(Items from an interface collection)
Segment Open
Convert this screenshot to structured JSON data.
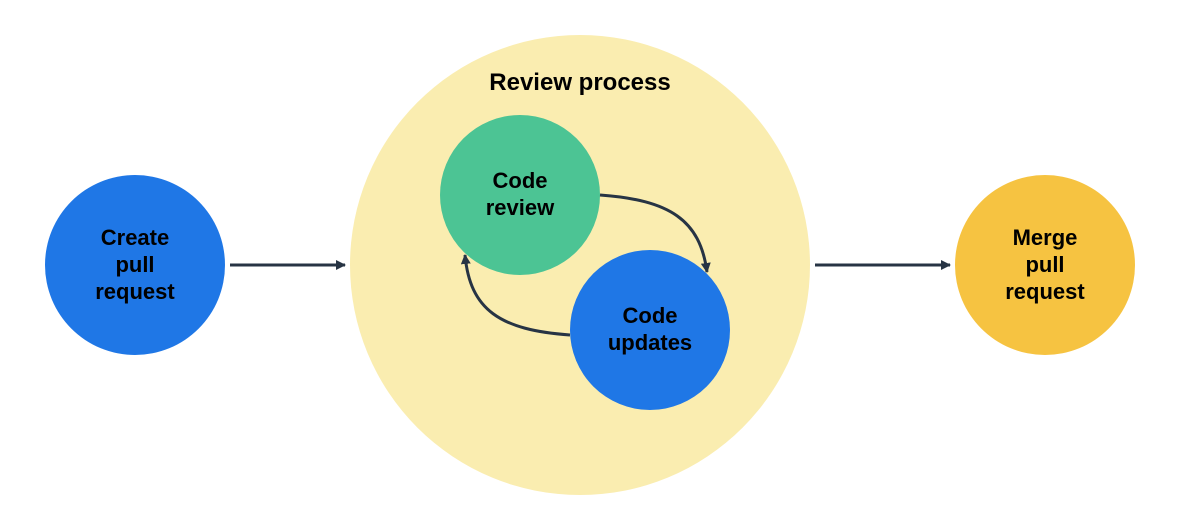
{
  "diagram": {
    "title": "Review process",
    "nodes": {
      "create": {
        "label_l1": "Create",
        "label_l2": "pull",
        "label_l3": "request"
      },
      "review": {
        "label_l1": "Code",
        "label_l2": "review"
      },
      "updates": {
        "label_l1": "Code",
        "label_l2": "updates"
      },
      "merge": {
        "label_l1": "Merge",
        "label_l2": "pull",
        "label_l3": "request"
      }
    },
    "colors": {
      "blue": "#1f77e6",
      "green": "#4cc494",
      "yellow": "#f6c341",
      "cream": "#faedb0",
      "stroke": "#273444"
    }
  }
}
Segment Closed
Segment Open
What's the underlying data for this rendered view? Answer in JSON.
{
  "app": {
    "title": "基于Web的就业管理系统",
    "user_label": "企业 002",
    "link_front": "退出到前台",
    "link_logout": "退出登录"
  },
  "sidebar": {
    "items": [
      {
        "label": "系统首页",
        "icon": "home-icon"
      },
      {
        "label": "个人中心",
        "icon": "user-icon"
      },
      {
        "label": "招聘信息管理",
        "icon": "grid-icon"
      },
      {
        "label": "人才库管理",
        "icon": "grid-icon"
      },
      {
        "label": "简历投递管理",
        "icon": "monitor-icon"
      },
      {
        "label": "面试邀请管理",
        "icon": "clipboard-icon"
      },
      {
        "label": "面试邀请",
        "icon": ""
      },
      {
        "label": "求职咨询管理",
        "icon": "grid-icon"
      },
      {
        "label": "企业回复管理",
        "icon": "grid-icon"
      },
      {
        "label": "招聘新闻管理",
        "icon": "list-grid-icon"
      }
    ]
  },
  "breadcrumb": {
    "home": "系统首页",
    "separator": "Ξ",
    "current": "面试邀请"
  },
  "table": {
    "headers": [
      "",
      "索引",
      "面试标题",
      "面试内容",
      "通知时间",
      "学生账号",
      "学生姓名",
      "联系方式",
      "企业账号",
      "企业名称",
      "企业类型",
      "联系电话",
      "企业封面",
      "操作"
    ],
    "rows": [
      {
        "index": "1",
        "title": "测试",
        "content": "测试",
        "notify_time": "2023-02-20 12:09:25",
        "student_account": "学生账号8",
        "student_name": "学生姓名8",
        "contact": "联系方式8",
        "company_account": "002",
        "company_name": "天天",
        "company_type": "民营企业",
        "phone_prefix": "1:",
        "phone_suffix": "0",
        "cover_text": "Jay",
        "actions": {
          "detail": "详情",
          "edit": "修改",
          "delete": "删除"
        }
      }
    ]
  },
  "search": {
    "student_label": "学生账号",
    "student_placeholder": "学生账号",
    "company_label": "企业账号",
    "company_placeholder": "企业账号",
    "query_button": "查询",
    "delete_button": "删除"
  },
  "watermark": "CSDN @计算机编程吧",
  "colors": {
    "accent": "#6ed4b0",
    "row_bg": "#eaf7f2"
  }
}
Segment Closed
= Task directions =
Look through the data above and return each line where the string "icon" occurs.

= Response to this task =
        "icon": "home-icon"
        "icon": "user-icon"
        "icon": "grid-icon"
        "icon": "grid-icon"
        "icon": "monitor-icon"
        "icon": "clipboard-icon"
        "icon": ""
        "icon": "grid-icon"
        "icon": "grid-icon"
        "icon": "list-grid-icon"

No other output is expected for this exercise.